■ Data for the task ■

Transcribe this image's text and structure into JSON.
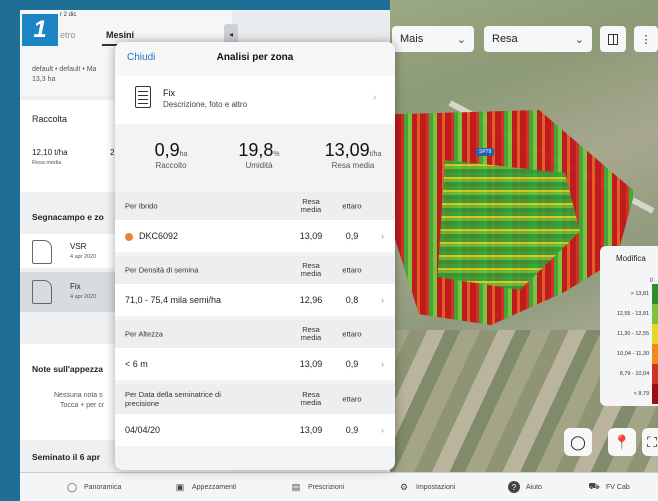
{
  "step": "1",
  "header": {
    "date": "r 2 dic",
    "tab_left": "etro",
    "tab_right": "Mesini",
    "field_info": "default • default • Ma",
    "area": "13,3 ha"
  },
  "topbar": {
    "crop": "Mais",
    "layer": "Resa"
  },
  "left_panel": {
    "raccolta_title": "Raccolta",
    "raccolta_value": "12,10 t/ha",
    "raccolta_value_label": "Resa media",
    "raccolta_extra": "2",
    "segnacampo_title": "Segnacampo e zo",
    "items": [
      {
        "name": "VSR",
        "date": "4 apr 2020"
      },
      {
        "name": "Fix",
        "date": "4 apr 2020"
      }
    ],
    "note_title": "Note sull'appezza",
    "note_empty": "Nessuna nota s",
    "note_hint": "Tocca + per cr",
    "seminato": "Seminato il 6 apr"
  },
  "modal": {
    "close": "Chiudi",
    "title": "Analisi per zona",
    "fix_title": "Fix",
    "fix_desc": "Descrizione, foto e altro",
    "stats": [
      {
        "value": "0,9",
        "unit": "ha",
        "label": "Raccolto"
      },
      {
        "value": "19,8",
        "unit": "%",
        "label": "Umidità"
      },
      {
        "value": "13,09",
        "unit": "t/ha",
        "label": "Resa media"
      }
    ],
    "col_resa": "Resa media",
    "col_ettaro": "ettaro",
    "groups": [
      {
        "title": "Per Ibrido",
        "row": {
          "label": "DKC6092",
          "resa": "13,09",
          "ettaro": "0,9"
        }
      },
      {
        "title": "Per Densità di semina",
        "row": {
          "label": "71,0 - 75,4 mila semi/ha",
          "resa": "12,96",
          "ettaro": "0,8"
        }
      },
      {
        "title": "Per Altezza",
        "row": {
          "label": "< 6 m",
          "resa": "13,09",
          "ettaro": "0,9"
        }
      },
      {
        "title": "Per Data della seminatrice di precisione",
        "row": {
          "label": "04/04/20",
          "resa": "13,09",
          "ettaro": "0,9"
        }
      }
    ]
  },
  "legend": {
    "title": "Modifica",
    "unit": "t/",
    "ranges": [
      {
        "label": "> 13,81",
        "color": "#2e8b2e"
      },
      {
        "label": "12,55 - 13,81",
        "color": "#7cc23b"
      },
      {
        "label": "11,30 - 12,55",
        "color": "#e3d82b"
      },
      {
        "label": "10,04 - 11,30",
        "color": "#ef8a23"
      },
      {
        "label": "8,79 - 10,04",
        "color": "#d4301f"
      },
      {
        "label": "< 8,79",
        "color": "#9a0f14"
      }
    ]
  },
  "road_badge": "SP79",
  "bottom_nav": [
    {
      "label": "Panoramica",
      "icon": "circle-icon"
    },
    {
      "label": "Appezzamenti",
      "icon": "field-icon"
    },
    {
      "label": "Prescrizioni",
      "icon": "prescription-icon"
    },
    {
      "label": "Impostazioni",
      "icon": "gear-icon"
    },
    {
      "label": "Aiuto",
      "icon": "help-icon"
    },
    {
      "label": "FV Cab",
      "icon": "tractor-icon"
    }
  ],
  "colors": {
    "accent": "#1c75d0",
    "badge": "#1d84c4",
    "dot": "#e8843a"
  }
}
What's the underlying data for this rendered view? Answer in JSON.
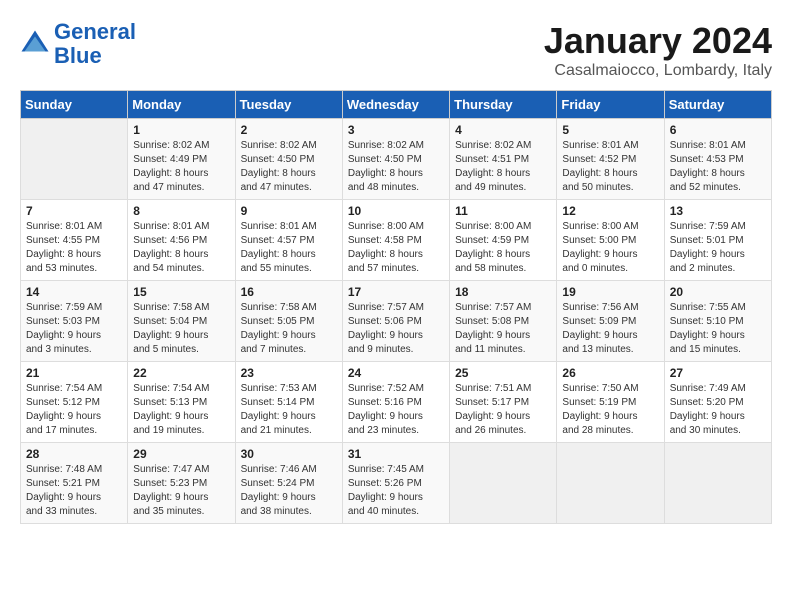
{
  "header": {
    "logo_line1": "General",
    "logo_line2": "Blue",
    "month": "January 2024",
    "location": "Casalmaiocco, Lombardy, Italy"
  },
  "weekdays": [
    "Sunday",
    "Monday",
    "Tuesday",
    "Wednesday",
    "Thursday",
    "Friday",
    "Saturday"
  ],
  "weeks": [
    [
      {
        "day": "",
        "info": ""
      },
      {
        "day": "1",
        "info": "Sunrise: 8:02 AM\nSunset: 4:49 PM\nDaylight: 8 hours\nand 47 minutes."
      },
      {
        "day": "2",
        "info": "Sunrise: 8:02 AM\nSunset: 4:50 PM\nDaylight: 8 hours\nand 47 minutes."
      },
      {
        "day": "3",
        "info": "Sunrise: 8:02 AM\nSunset: 4:50 PM\nDaylight: 8 hours\nand 48 minutes."
      },
      {
        "day": "4",
        "info": "Sunrise: 8:02 AM\nSunset: 4:51 PM\nDaylight: 8 hours\nand 49 minutes."
      },
      {
        "day": "5",
        "info": "Sunrise: 8:01 AM\nSunset: 4:52 PM\nDaylight: 8 hours\nand 50 minutes."
      },
      {
        "day": "6",
        "info": "Sunrise: 8:01 AM\nSunset: 4:53 PM\nDaylight: 8 hours\nand 52 minutes."
      }
    ],
    [
      {
        "day": "7",
        "info": "Sunrise: 8:01 AM\nSunset: 4:55 PM\nDaylight: 8 hours\nand 53 minutes."
      },
      {
        "day": "8",
        "info": "Sunrise: 8:01 AM\nSunset: 4:56 PM\nDaylight: 8 hours\nand 54 minutes."
      },
      {
        "day": "9",
        "info": "Sunrise: 8:01 AM\nSunset: 4:57 PM\nDaylight: 8 hours\nand 55 minutes."
      },
      {
        "day": "10",
        "info": "Sunrise: 8:00 AM\nSunset: 4:58 PM\nDaylight: 8 hours\nand 57 minutes."
      },
      {
        "day": "11",
        "info": "Sunrise: 8:00 AM\nSunset: 4:59 PM\nDaylight: 8 hours\nand 58 minutes."
      },
      {
        "day": "12",
        "info": "Sunrise: 8:00 AM\nSunset: 5:00 PM\nDaylight: 9 hours\nand 0 minutes."
      },
      {
        "day": "13",
        "info": "Sunrise: 7:59 AM\nSunset: 5:01 PM\nDaylight: 9 hours\nand 2 minutes."
      }
    ],
    [
      {
        "day": "14",
        "info": "Sunrise: 7:59 AM\nSunset: 5:03 PM\nDaylight: 9 hours\nand 3 minutes."
      },
      {
        "day": "15",
        "info": "Sunrise: 7:58 AM\nSunset: 5:04 PM\nDaylight: 9 hours\nand 5 minutes."
      },
      {
        "day": "16",
        "info": "Sunrise: 7:58 AM\nSunset: 5:05 PM\nDaylight: 9 hours\nand 7 minutes."
      },
      {
        "day": "17",
        "info": "Sunrise: 7:57 AM\nSunset: 5:06 PM\nDaylight: 9 hours\nand 9 minutes."
      },
      {
        "day": "18",
        "info": "Sunrise: 7:57 AM\nSunset: 5:08 PM\nDaylight: 9 hours\nand 11 minutes."
      },
      {
        "day": "19",
        "info": "Sunrise: 7:56 AM\nSunset: 5:09 PM\nDaylight: 9 hours\nand 13 minutes."
      },
      {
        "day": "20",
        "info": "Sunrise: 7:55 AM\nSunset: 5:10 PM\nDaylight: 9 hours\nand 15 minutes."
      }
    ],
    [
      {
        "day": "21",
        "info": "Sunrise: 7:54 AM\nSunset: 5:12 PM\nDaylight: 9 hours\nand 17 minutes."
      },
      {
        "day": "22",
        "info": "Sunrise: 7:54 AM\nSunset: 5:13 PM\nDaylight: 9 hours\nand 19 minutes."
      },
      {
        "day": "23",
        "info": "Sunrise: 7:53 AM\nSunset: 5:14 PM\nDaylight: 9 hours\nand 21 minutes."
      },
      {
        "day": "24",
        "info": "Sunrise: 7:52 AM\nSunset: 5:16 PM\nDaylight: 9 hours\nand 23 minutes."
      },
      {
        "day": "25",
        "info": "Sunrise: 7:51 AM\nSunset: 5:17 PM\nDaylight: 9 hours\nand 26 minutes."
      },
      {
        "day": "26",
        "info": "Sunrise: 7:50 AM\nSunset: 5:19 PM\nDaylight: 9 hours\nand 28 minutes."
      },
      {
        "day": "27",
        "info": "Sunrise: 7:49 AM\nSunset: 5:20 PM\nDaylight: 9 hours\nand 30 minutes."
      }
    ],
    [
      {
        "day": "28",
        "info": "Sunrise: 7:48 AM\nSunset: 5:21 PM\nDaylight: 9 hours\nand 33 minutes."
      },
      {
        "day": "29",
        "info": "Sunrise: 7:47 AM\nSunset: 5:23 PM\nDaylight: 9 hours\nand 35 minutes."
      },
      {
        "day": "30",
        "info": "Sunrise: 7:46 AM\nSunset: 5:24 PM\nDaylight: 9 hours\nand 38 minutes."
      },
      {
        "day": "31",
        "info": "Sunrise: 7:45 AM\nSunset: 5:26 PM\nDaylight: 9 hours\nand 40 minutes."
      },
      {
        "day": "",
        "info": ""
      },
      {
        "day": "",
        "info": ""
      },
      {
        "day": "",
        "info": ""
      }
    ]
  ]
}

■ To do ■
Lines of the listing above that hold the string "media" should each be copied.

■ Solved problem ■
    "raccolta_value_label": "Resa media",
        "label": "Resa media"
    "col_resa": "Resa media",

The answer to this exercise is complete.